Top of Raw data

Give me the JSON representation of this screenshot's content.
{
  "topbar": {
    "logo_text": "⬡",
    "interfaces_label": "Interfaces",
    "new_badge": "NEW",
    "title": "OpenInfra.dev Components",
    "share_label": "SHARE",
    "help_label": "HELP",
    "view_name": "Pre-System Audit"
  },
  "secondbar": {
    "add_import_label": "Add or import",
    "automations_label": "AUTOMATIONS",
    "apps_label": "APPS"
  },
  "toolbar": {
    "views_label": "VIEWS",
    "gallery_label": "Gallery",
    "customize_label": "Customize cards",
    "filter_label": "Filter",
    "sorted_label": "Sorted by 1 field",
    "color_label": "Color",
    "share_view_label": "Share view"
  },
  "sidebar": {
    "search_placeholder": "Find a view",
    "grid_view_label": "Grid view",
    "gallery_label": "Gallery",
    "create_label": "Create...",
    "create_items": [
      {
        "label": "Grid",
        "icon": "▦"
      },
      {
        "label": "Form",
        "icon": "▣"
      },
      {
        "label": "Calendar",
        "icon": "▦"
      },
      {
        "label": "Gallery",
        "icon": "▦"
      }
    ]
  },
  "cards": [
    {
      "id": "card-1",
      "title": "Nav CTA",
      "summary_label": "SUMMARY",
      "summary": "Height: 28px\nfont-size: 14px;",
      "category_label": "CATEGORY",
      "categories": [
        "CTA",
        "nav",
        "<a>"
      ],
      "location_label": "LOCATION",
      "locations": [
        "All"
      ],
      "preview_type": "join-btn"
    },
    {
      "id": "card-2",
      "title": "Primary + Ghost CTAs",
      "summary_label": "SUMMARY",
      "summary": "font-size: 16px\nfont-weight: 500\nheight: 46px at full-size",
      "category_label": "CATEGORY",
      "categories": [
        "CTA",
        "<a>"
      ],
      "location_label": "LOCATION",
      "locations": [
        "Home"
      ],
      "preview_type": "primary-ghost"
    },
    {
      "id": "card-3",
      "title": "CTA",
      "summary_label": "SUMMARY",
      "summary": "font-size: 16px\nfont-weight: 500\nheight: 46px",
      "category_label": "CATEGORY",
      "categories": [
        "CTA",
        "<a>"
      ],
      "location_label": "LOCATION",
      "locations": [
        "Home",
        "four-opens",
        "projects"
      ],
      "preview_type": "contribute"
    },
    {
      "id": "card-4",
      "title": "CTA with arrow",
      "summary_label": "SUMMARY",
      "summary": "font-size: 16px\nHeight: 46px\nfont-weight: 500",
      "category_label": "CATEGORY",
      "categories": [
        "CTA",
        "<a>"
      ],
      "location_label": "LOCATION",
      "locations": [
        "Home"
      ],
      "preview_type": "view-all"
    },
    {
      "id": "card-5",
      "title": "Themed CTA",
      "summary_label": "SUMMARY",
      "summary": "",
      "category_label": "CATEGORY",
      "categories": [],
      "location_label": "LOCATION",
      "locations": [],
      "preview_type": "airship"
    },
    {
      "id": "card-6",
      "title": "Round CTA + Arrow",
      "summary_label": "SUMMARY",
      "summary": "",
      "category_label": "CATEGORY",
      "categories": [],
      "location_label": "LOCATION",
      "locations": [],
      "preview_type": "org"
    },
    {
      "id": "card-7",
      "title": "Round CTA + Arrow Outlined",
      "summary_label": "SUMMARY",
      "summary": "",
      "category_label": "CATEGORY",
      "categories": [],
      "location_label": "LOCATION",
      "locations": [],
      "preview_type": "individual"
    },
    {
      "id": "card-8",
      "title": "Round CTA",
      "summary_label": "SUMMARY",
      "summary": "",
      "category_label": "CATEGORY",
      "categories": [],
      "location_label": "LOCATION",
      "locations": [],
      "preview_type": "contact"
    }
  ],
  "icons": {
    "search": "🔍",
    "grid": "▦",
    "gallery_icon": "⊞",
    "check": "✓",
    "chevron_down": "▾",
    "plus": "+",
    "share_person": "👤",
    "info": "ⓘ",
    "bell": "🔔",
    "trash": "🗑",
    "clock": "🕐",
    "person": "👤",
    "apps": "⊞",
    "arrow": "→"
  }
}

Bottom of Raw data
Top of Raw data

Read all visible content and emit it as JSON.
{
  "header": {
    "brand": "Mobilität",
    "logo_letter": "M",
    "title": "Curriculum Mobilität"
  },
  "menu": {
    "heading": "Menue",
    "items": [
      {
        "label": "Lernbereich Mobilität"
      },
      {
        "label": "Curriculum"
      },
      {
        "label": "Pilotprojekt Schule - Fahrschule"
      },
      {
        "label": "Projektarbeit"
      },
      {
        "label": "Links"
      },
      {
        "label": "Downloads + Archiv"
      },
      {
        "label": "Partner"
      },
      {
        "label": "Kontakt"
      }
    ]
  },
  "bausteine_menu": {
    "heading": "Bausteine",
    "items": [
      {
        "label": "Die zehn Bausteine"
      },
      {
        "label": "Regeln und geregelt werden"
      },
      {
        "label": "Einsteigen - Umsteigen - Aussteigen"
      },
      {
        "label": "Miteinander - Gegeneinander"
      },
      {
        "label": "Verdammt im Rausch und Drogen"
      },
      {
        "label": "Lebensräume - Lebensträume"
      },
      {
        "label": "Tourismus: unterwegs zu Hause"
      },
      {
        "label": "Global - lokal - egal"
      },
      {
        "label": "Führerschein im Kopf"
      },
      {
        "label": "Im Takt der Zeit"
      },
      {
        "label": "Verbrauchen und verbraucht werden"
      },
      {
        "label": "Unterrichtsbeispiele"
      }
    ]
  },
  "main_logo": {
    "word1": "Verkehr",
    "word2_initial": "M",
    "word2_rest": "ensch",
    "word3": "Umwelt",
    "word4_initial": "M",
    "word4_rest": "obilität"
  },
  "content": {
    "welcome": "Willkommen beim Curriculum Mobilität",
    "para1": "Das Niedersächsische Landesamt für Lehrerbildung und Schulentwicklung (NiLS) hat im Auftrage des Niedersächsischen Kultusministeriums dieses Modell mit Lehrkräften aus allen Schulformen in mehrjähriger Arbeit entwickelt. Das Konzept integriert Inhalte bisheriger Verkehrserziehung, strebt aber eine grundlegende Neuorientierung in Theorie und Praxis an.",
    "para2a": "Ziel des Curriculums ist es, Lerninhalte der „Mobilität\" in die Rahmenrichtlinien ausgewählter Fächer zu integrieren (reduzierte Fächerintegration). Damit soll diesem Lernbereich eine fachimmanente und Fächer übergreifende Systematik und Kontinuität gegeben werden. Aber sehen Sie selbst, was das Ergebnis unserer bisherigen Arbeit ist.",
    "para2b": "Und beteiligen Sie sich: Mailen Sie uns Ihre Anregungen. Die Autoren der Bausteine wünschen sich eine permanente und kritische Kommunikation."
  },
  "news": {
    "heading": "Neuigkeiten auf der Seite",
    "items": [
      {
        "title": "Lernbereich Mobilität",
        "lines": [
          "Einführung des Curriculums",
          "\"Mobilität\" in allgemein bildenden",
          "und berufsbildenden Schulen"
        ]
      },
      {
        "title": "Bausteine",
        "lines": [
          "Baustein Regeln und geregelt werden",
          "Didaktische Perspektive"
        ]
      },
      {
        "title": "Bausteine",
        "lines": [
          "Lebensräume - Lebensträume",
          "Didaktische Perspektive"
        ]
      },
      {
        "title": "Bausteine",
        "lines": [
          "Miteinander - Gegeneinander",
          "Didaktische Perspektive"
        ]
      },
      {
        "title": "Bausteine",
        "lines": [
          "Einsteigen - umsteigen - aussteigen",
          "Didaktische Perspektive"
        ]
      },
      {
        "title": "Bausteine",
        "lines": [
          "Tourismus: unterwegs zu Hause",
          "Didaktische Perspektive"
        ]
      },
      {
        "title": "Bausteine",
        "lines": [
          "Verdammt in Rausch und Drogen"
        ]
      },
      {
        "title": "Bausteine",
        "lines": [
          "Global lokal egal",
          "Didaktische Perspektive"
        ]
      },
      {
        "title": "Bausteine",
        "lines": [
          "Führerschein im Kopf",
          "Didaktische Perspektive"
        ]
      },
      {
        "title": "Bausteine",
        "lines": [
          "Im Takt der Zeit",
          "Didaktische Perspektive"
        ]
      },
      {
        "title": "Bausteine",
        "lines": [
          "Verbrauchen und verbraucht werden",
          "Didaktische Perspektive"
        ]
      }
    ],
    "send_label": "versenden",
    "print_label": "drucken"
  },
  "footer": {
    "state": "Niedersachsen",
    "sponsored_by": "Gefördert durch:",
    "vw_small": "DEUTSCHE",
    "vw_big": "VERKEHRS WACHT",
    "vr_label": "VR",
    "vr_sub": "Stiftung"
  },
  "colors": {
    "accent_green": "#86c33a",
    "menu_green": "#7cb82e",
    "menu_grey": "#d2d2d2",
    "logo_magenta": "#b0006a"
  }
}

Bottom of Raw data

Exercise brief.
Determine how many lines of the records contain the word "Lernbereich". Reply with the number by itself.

Task solution.
3